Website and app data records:

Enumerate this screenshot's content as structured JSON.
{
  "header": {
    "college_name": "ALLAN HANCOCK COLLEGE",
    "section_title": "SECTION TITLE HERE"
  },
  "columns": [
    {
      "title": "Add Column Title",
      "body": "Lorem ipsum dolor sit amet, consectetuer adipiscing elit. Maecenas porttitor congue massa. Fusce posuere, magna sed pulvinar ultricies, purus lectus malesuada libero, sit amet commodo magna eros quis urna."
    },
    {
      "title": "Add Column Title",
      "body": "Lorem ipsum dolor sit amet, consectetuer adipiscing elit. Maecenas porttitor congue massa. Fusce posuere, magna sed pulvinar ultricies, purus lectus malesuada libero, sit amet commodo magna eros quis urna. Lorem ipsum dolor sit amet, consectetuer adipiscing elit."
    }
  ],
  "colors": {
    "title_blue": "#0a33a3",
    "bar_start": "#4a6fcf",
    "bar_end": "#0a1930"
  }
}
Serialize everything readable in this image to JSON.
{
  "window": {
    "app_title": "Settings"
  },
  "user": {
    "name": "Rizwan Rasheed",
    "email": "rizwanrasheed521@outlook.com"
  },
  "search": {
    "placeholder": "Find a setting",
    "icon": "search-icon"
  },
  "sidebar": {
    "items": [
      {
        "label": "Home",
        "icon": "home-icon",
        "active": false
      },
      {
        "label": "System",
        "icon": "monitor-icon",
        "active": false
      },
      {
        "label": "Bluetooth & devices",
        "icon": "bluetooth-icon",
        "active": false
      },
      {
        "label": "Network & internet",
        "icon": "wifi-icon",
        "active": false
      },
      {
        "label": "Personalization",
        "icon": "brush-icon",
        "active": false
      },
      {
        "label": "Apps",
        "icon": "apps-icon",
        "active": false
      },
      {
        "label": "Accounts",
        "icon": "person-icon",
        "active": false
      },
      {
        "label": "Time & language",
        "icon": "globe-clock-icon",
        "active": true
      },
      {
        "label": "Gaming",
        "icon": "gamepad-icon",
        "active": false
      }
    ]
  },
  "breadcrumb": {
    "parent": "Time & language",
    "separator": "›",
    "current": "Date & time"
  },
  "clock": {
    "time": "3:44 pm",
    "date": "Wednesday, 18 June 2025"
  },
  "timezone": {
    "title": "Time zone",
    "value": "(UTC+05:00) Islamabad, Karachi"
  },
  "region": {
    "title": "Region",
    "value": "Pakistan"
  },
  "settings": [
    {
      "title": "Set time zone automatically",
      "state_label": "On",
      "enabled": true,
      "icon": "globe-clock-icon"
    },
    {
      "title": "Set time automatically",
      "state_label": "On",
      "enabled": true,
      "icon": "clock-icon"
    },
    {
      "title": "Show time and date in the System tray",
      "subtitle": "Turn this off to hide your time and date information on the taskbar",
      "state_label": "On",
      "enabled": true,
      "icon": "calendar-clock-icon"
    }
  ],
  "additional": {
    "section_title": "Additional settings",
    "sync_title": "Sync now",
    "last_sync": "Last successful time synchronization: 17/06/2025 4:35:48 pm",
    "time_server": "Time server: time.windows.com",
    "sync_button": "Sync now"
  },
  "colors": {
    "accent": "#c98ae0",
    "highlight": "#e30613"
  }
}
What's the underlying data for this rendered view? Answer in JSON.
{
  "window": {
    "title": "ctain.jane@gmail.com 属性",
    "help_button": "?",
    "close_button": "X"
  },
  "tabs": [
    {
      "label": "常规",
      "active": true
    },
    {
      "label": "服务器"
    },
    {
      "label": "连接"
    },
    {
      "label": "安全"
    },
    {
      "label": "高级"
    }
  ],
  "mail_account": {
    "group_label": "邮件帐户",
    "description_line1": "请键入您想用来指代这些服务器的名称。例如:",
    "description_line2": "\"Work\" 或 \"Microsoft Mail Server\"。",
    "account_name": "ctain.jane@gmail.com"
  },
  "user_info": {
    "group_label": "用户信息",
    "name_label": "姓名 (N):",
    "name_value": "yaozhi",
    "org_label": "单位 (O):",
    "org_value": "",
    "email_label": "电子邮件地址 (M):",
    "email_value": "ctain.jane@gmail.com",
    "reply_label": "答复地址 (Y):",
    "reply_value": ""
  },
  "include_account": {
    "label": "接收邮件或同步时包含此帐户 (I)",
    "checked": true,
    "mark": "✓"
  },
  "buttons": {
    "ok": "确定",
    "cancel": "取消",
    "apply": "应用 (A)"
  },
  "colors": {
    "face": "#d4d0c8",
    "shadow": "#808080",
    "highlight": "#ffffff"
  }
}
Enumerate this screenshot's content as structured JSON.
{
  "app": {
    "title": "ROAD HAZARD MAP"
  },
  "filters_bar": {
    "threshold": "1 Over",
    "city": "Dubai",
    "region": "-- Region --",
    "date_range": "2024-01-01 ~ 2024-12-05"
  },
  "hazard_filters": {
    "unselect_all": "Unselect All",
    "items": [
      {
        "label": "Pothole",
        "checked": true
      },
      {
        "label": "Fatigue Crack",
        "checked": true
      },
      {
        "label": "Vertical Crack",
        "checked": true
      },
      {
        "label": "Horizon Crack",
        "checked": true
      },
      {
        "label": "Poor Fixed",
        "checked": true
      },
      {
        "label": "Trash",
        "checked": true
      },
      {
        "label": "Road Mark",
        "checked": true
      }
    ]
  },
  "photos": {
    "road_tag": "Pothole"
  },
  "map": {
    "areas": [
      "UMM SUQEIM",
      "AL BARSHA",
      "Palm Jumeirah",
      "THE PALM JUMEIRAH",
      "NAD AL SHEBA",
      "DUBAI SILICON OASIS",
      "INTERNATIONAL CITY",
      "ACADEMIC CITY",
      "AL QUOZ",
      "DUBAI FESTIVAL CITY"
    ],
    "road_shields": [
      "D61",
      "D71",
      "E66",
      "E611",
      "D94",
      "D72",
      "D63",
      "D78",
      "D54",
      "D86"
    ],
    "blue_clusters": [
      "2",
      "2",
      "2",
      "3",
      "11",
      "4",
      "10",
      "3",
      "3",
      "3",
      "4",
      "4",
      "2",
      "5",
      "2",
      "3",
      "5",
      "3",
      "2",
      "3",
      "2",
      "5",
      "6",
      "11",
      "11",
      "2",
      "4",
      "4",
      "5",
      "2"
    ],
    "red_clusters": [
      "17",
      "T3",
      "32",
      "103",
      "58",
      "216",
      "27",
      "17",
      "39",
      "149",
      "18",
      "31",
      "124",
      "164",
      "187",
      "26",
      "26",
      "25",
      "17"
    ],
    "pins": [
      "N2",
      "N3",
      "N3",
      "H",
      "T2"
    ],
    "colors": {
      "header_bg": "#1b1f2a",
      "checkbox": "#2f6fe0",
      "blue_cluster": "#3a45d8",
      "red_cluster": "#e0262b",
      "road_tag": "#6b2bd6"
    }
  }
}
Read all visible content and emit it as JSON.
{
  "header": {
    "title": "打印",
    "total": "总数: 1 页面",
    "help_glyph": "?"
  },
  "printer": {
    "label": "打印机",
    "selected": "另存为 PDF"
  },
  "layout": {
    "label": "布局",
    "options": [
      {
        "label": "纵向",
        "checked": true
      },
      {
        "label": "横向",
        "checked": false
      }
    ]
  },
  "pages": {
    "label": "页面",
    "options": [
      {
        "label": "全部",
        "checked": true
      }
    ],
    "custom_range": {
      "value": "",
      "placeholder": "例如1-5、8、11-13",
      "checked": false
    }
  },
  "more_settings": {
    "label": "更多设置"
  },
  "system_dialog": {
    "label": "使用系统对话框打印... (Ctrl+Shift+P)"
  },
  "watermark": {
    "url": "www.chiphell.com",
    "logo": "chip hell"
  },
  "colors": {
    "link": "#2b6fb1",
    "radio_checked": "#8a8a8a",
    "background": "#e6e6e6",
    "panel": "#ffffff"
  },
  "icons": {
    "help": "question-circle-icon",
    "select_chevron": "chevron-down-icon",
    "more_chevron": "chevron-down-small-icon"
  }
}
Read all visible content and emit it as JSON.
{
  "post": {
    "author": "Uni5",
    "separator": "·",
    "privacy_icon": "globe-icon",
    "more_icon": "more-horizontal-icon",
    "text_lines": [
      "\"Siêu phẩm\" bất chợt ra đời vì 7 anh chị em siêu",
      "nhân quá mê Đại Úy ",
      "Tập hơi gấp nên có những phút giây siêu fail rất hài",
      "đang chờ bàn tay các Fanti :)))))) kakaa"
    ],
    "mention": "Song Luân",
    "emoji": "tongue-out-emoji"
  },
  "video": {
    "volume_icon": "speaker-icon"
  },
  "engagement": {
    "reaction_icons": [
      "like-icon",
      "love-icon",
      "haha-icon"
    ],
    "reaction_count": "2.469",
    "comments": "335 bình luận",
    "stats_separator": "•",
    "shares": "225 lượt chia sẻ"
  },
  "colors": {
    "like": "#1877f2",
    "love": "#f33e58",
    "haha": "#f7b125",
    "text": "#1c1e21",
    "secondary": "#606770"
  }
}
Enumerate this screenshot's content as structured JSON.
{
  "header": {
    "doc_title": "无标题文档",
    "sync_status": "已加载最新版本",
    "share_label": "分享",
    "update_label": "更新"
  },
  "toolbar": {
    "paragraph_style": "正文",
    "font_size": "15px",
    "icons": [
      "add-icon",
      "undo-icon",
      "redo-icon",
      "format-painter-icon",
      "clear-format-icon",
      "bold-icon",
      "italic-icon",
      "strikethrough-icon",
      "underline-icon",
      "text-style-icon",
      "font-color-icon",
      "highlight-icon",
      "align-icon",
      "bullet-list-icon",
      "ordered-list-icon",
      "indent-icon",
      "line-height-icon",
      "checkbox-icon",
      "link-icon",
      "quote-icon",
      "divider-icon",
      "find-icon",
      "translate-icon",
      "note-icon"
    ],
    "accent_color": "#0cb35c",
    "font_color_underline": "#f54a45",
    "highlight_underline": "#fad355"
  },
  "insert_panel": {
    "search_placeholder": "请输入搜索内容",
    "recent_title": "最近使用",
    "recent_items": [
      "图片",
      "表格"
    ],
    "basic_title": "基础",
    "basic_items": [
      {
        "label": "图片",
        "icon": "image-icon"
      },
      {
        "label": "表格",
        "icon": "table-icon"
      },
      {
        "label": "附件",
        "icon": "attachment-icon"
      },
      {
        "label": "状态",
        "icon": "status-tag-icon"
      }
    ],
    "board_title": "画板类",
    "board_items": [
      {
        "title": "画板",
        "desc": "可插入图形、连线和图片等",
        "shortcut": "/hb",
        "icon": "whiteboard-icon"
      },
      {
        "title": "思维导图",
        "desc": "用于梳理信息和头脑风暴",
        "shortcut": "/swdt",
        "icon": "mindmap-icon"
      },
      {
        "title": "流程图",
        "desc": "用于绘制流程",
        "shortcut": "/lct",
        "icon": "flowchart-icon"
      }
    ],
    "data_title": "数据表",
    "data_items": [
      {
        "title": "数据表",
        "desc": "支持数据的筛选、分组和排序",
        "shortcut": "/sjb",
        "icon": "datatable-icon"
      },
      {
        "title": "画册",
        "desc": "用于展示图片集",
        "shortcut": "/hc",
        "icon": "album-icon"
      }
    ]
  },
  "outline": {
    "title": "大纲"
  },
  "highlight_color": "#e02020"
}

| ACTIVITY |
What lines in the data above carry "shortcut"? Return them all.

| EXERCISE ANSWER |
        "shortcut": "/hb",
        "shortcut": "/swdt",
        "shortcut": "/lct",
        "shortcut": "/sjb",
        "shortcut": "/hc",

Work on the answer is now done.